Instructions to follow:
Please write out the data below once more, exactly as it stands.

[Page and application data records]
⁂
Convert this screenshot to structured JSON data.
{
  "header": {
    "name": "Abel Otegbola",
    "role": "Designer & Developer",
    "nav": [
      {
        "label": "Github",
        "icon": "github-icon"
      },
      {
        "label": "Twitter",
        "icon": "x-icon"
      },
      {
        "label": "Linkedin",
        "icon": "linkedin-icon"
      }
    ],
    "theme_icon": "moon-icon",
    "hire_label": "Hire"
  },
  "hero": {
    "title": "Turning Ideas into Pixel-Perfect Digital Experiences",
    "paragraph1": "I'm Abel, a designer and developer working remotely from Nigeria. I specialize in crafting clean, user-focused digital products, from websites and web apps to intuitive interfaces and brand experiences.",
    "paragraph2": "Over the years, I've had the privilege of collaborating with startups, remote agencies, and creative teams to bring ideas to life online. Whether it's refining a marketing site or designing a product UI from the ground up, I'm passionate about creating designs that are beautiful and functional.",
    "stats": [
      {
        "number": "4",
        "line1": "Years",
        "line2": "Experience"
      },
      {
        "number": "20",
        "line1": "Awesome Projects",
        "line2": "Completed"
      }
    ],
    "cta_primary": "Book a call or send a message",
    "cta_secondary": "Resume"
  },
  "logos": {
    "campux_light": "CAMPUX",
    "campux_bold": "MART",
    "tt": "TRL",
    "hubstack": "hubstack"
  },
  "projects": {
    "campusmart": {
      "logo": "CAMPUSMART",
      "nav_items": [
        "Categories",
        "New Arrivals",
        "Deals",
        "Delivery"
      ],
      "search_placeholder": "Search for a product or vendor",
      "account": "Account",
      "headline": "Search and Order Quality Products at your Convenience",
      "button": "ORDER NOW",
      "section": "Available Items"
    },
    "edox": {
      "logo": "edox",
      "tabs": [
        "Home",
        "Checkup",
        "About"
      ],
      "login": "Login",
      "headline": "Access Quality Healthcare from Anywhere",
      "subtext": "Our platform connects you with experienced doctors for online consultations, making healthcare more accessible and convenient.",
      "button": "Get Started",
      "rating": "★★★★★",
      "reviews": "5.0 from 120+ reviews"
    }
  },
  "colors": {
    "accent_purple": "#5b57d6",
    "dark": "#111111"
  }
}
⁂
Response:
Convert this screenshot to structured JSON data.
{
  "header": {
    "name": "Abel Otegbola",
    "role": "Designer & Developer",
    "nav": [
      {
        "label": "Github",
        "icon": "github-icon"
      },
      {
        "label": "Twitter",
        "icon": "x-icon"
      },
      {
        "label": "Linkedin",
        "icon": "linkedin-icon"
      }
    ],
    "theme_icon": "moon-icon",
    "hire_label": "Hire"
  },
  "hero": {
    "title": "Turning Ideas into Pixel-Perfect Digital Experiences",
    "paragraph1": "I'm Abel, a designer and developer working remotely from Nigeria. I specialize in crafting clean, user-focused digital products, from websites and web apps to intuitive interfaces and brand experiences.",
    "paragraph2": "Over the years, I've had the privilege of collaborating with startups, remote agencies, and creative teams to bring ideas to life online. Whether it's refining a marketing site or designing a product UI from the ground up, I'm passionate about creating designs that are beautiful and functional.",
    "stats": [
      {
        "number": "4",
        "line1": "Years",
        "line2": "Experience"
      },
      {
        "number": "20",
        "line1": "Awesome Projects",
        "line2": "Completed"
      }
    ],
    "cta_primary": "Book a call or send a message",
    "cta_secondary": "Resume"
  },
  "logos": {
    "campux_light": "CAMPUX",
    "campux_bold": "MART",
    "tt": "TRL",
    "hubstack": "hubstack"
  },
  "projects": {
    "campusmart": {
      "logo": "CAMPUSMART",
      "nav_items": [
        "Categories",
        "New Arrivals",
        "Deals",
        "Delivery"
      ],
      "search_placeholder": "Search for a product or vendor",
      "account": "Account",
      "headline": "Search and Order Quality Products at your Convenience",
      "button": "ORDER NOW",
      "section": "Available Items"
    },
    "edox": {
      "logo": "edox",
      "tabs": [
        "Home",
        "Checkup",
        "About"
      ],
      "login": "Login",
      "headline": "Access Quality Healthcare from Anywhere",
      "subtext": "Our platform connects you with experienced doctors for online consultations, making healthcare more accessible and convenient.",
      "button": "Get Started",
      "rating": "★★★★★",
      "reviews": "5.0 from 120+ reviews"
    }
  },
  "colors": {
    "accent_purple": "#5b57d6",
    "dark": "#111111"
  }
}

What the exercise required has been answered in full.